======== Given entries ========

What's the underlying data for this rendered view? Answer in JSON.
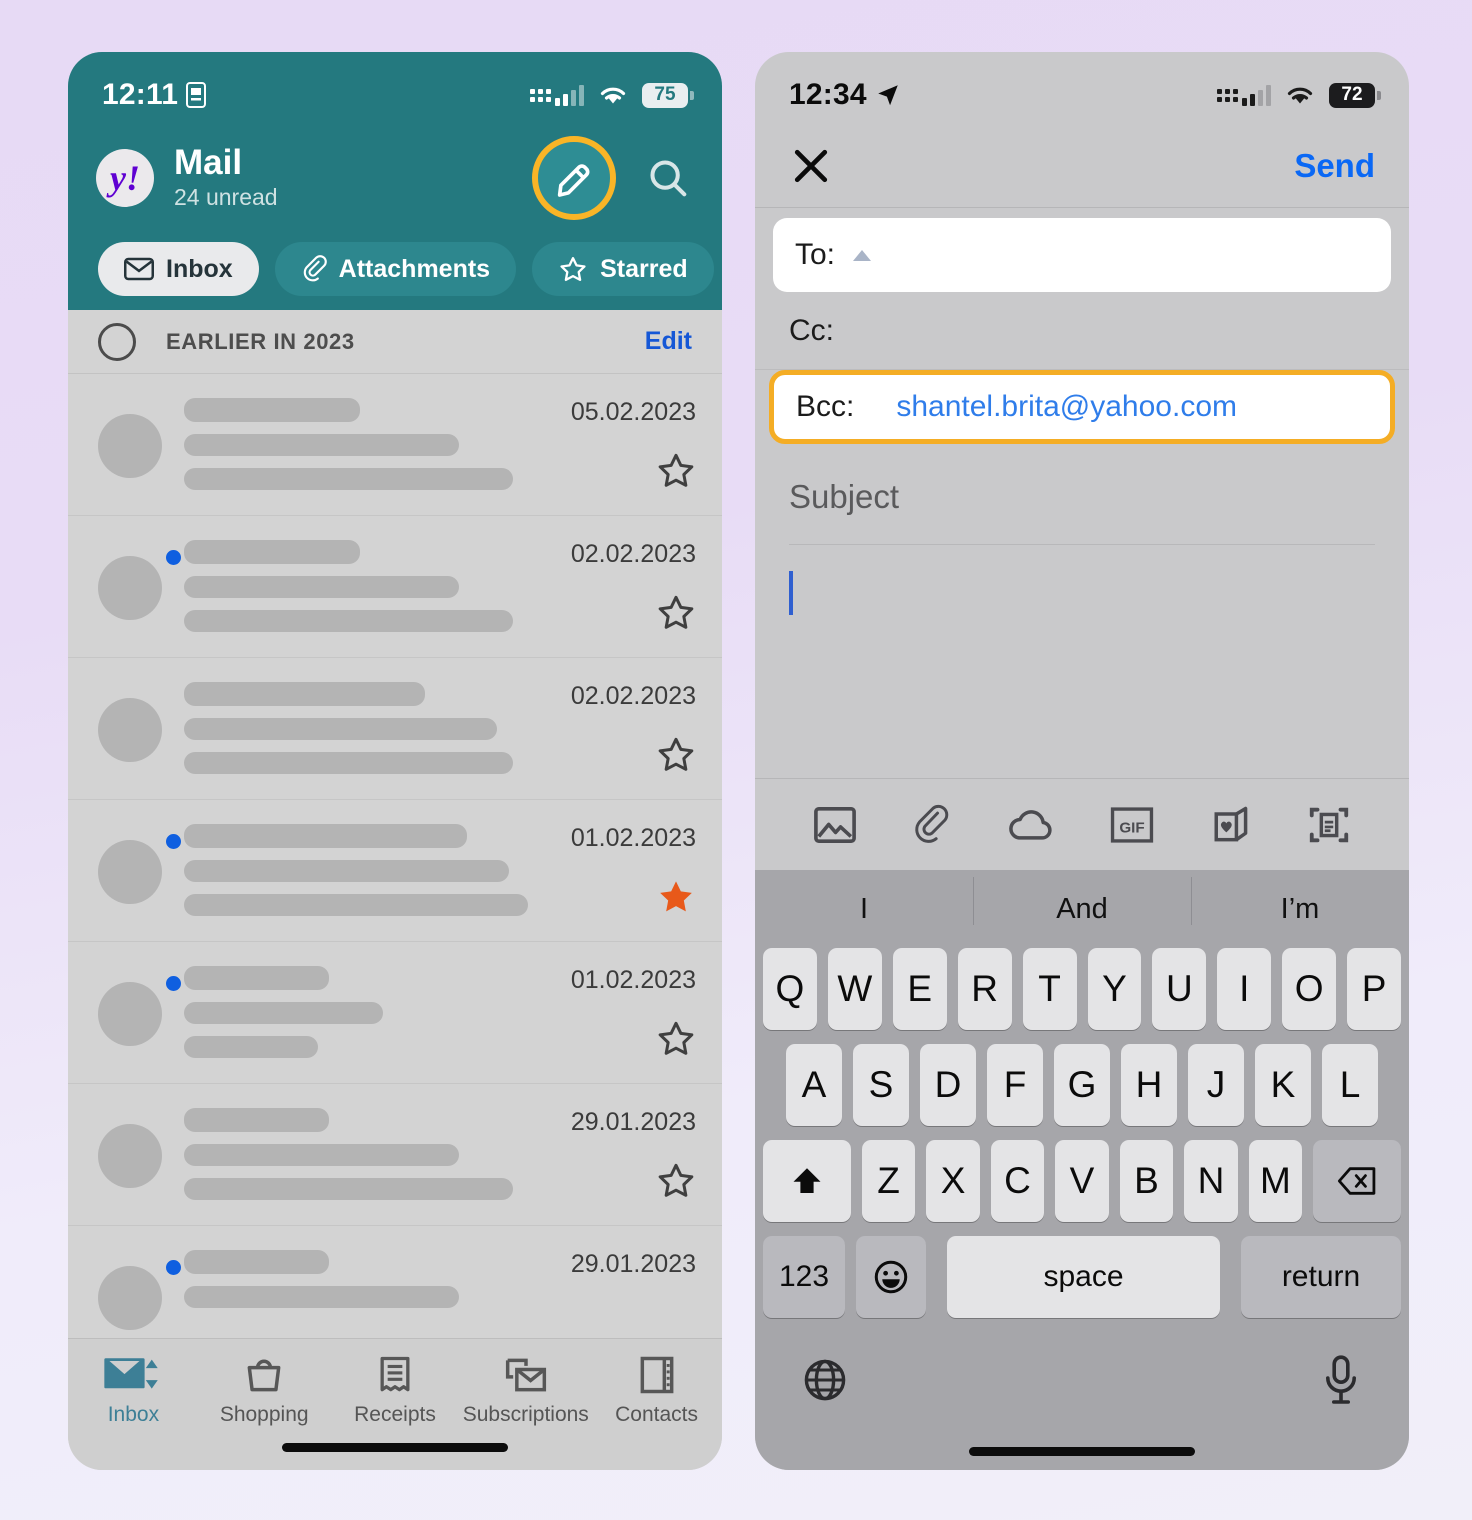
{
  "background": {
    "top_color": "#e7daf5",
    "bottom_color": "#f1eff9"
  },
  "left_phone": {
    "status_bar": {
      "time": "12:11",
      "time_icon": "sim-card-icon",
      "battery": "75",
      "wifi": "wifi-icon",
      "signal": "cellular-signal-icon"
    },
    "header": {
      "brand_logo": "yahoo-logo",
      "logo_text": "y!",
      "title": "Mail",
      "subtitle": "24 unread",
      "compose_icon": "compose-pencil-icon",
      "search_icon": "search-icon",
      "accent_highlight": "#f4ad25",
      "bg_color": "#24797f"
    },
    "filter_pills": [
      {
        "label": "Inbox",
        "icon": "envelope-icon",
        "active": true
      },
      {
        "label": "Attachments",
        "icon": "paperclip-icon",
        "active": false
      },
      {
        "label": "Starred",
        "icon": "star-outline-icon",
        "active": false
      },
      {
        "label": "",
        "icon": "circle-icon",
        "active": false,
        "partial": true
      }
    ],
    "list_header": {
      "select_icon": "select-circle-icon",
      "title": "EARLIER IN 2023",
      "edit_label": "Edit"
    },
    "messages": [
      {
        "date": "05.02.2023",
        "unread": false,
        "starred": false,
        "line_widths": [
          46,
          72,
          86
        ]
      },
      {
        "date": "02.02.2023",
        "unread": true,
        "starred": false,
        "line_widths": [
          46,
          72,
          86
        ]
      },
      {
        "date": "02.02.2023",
        "unread": false,
        "starred": false,
        "line_widths": [
          63,
          82,
          86
        ]
      },
      {
        "date": "01.02.2023",
        "unread": true,
        "starred": true,
        "line_widths": [
          74,
          85,
          90
        ]
      },
      {
        "date": "01.02.2023",
        "unread": true,
        "starred": false,
        "line_widths": [
          38,
          52,
          35
        ]
      },
      {
        "date": "29.01.2023",
        "unread": false,
        "starred": false,
        "line_widths": [
          38,
          72,
          86
        ]
      },
      {
        "date": "29.01.2023",
        "unread": true,
        "starred": false,
        "line_widths": [
          38,
          72,
          0
        ]
      }
    ],
    "tab_bar": [
      {
        "label": "Inbox",
        "icon": "inbox-envelope-icon",
        "active": true
      },
      {
        "label": "Shopping",
        "icon": "shopping-bag-icon",
        "active": false
      },
      {
        "label": "Receipts",
        "icon": "receipt-icon",
        "active": false
      },
      {
        "label": "Subscriptions",
        "icon": "subscriptions-icon",
        "active": false
      },
      {
        "label": "Contacts",
        "icon": "contacts-card-icon",
        "active": false
      }
    ]
  },
  "right_phone": {
    "status_bar": {
      "time": "12:34",
      "time_icon": "location-arrow-icon",
      "battery": "72",
      "wifi": "wifi-icon",
      "signal": "cellular-signal-icon"
    },
    "nav": {
      "close_icon": "close-x-icon",
      "send_label": "Send",
      "send_color": "#0a68f5"
    },
    "fields": {
      "to": {
        "label": "To:",
        "value": "",
        "expand_icon": "triangle-up-icon",
        "focused": true
      },
      "cc": {
        "label": "Cc:",
        "value": ""
      },
      "bcc": {
        "label": "Bcc:",
        "value": "shantel.brita@yahoo.com",
        "highlighted": true,
        "highlight_color": "#f4ad25"
      }
    },
    "subject": {
      "placeholder": "Subject",
      "value": ""
    },
    "body": {
      "value": "",
      "caret_color": "#2f5fd0"
    },
    "attachment_toolbar": [
      {
        "icon": "photo-image-icon"
      },
      {
        "icon": "paperclip-icon"
      },
      {
        "icon": "cloud-icon"
      },
      {
        "icon": "gif-icon",
        "label": "GIF"
      },
      {
        "icon": "greeting-card-heart-icon"
      },
      {
        "icon": "scan-document-icon"
      }
    ],
    "keyboard": {
      "predictions": [
        "I",
        "And",
        "I’m"
      ],
      "row1": [
        "Q",
        "W",
        "E",
        "R",
        "T",
        "Y",
        "U",
        "I",
        "O",
        "P"
      ],
      "row2": [
        "A",
        "S",
        "D",
        "F",
        "G",
        "H",
        "J",
        "K",
        "L"
      ],
      "row3": [
        "Z",
        "X",
        "C",
        "V",
        "B",
        "N",
        "M"
      ],
      "shift_icon": "shift-arrow-icon",
      "delete_icon": "backspace-icon",
      "numbers_label": "123",
      "emoji_icon": "emoji-smiley-icon",
      "space_label": "space",
      "return_label": "return",
      "globe_icon": "globe-icon",
      "mic_icon": "microphone-icon"
    }
  }
}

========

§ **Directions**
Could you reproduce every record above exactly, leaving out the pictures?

§ **Answer below**
What's the underlying data for this rendered view? Answer in JSON.
{
  "background": {
    "top_color": "#e7daf5",
    "bottom_color": "#f1eff9"
  },
  "left_phone": {
    "status_bar": {
      "time": "12:11",
      "time_icon": "sim-card-icon",
      "battery": "75",
      "wifi": "wifi-icon",
      "signal": "cellular-signal-icon"
    },
    "header": {
      "brand_logo": "yahoo-logo",
      "logo_text": "y!",
      "title": "Mail",
      "subtitle": "24 unread",
      "compose_icon": "compose-pencil-icon",
      "search_icon": "search-icon",
      "accent_highlight": "#f4ad25",
      "bg_color": "#24797f"
    },
    "filter_pills": [
      {
        "label": "Inbox",
        "icon": "envelope-icon",
        "active": true
      },
      {
        "label": "Attachments",
        "icon": "paperclip-icon",
        "active": false
      },
      {
        "label": "Starred",
        "icon": "star-outline-icon",
        "active": false
      },
      {
        "label": "",
        "icon": "circle-icon",
        "active": false,
        "partial": true
      }
    ],
    "list_header": {
      "select_icon": "select-circle-icon",
      "title": "EARLIER IN 2023",
      "edit_label": "Edit"
    },
    "messages": [
      {
        "date": "05.02.2023",
        "unread": false,
        "starred": false,
        "line_widths": [
          46,
          72,
          86
        ]
      },
      {
        "date": "02.02.2023",
        "unread": true,
        "starred": false,
        "line_widths": [
          46,
          72,
          86
        ]
      },
      {
        "date": "02.02.2023",
        "unread": false,
        "starred": false,
        "line_widths": [
          63,
          82,
          86
        ]
      },
      {
        "date": "01.02.2023",
        "unread": true,
        "starred": true,
        "line_widths": [
          74,
          85,
          90
        ]
      },
      {
        "date": "01.02.2023",
        "unread": true,
        "starred": false,
        "line_widths": [
          38,
          52,
          35
        ]
      },
      {
        "date": "29.01.2023",
        "unread": false,
        "starred": false,
        "line_widths": [
          38,
          72,
          86
        ]
      },
      {
        "date": "29.01.2023",
        "unread": true,
        "starred": false,
        "line_widths": [
          38,
          72,
          0
        ]
      }
    ],
    "tab_bar": [
      {
        "label": "Inbox",
        "icon": "inbox-envelope-icon",
        "active": true
      },
      {
        "label": "Shopping",
        "icon": "shopping-bag-icon",
        "active": false
      },
      {
        "label": "Receipts",
        "icon": "receipt-icon",
        "active": false
      },
      {
        "label": "Subscriptions",
        "icon": "subscriptions-icon",
        "active": false
      },
      {
        "label": "Contacts",
        "icon": "contacts-card-icon",
        "active": false
      }
    ]
  },
  "right_phone": {
    "status_bar": {
      "time": "12:34",
      "time_icon": "location-arrow-icon",
      "battery": "72",
      "wifi": "wifi-icon",
      "signal": "cellular-signal-icon"
    },
    "nav": {
      "close_icon": "close-x-icon",
      "send_label": "Send",
      "send_color": "#0a68f5"
    },
    "fields": {
      "to": {
        "label": "To:",
        "value": "",
        "expand_icon": "triangle-up-icon",
        "focused": true
      },
      "cc": {
        "label": "Cc:",
        "value": ""
      },
      "bcc": {
        "label": "Bcc:",
        "value": "shantel.brita@yahoo.com",
        "highlighted": true,
        "highlight_color": "#f4ad25"
      }
    },
    "subject": {
      "placeholder": "Subject",
      "value": ""
    },
    "body": {
      "value": "",
      "caret_color": "#2f5fd0"
    },
    "attachment_toolbar": [
      {
        "icon": "photo-image-icon"
      },
      {
        "icon": "paperclip-icon"
      },
      {
        "icon": "cloud-icon"
      },
      {
        "icon": "gif-icon",
        "label": "GIF"
      },
      {
        "icon": "greeting-card-heart-icon"
      },
      {
        "icon": "scan-document-icon"
      }
    ],
    "keyboard": {
      "predictions": [
        "I",
        "And",
        "I’m"
      ],
      "row1": [
        "Q",
        "W",
        "E",
        "R",
        "T",
        "Y",
        "U",
        "I",
        "O",
        "P"
      ],
      "row2": [
        "A",
        "S",
        "D",
        "F",
        "G",
        "H",
        "J",
        "K",
        "L"
      ],
      "row3": [
        "Z",
        "X",
        "C",
        "V",
        "B",
        "N",
        "M"
      ],
      "shift_icon": "shift-arrow-icon",
      "delete_icon": "backspace-icon",
      "numbers_label": "123",
      "emoji_icon": "emoji-smiley-icon",
      "space_label": "space",
      "return_label": "return",
      "globe_icon": "globe-icon",
      "mic_icon": "microphone-icon"
    }
  }
}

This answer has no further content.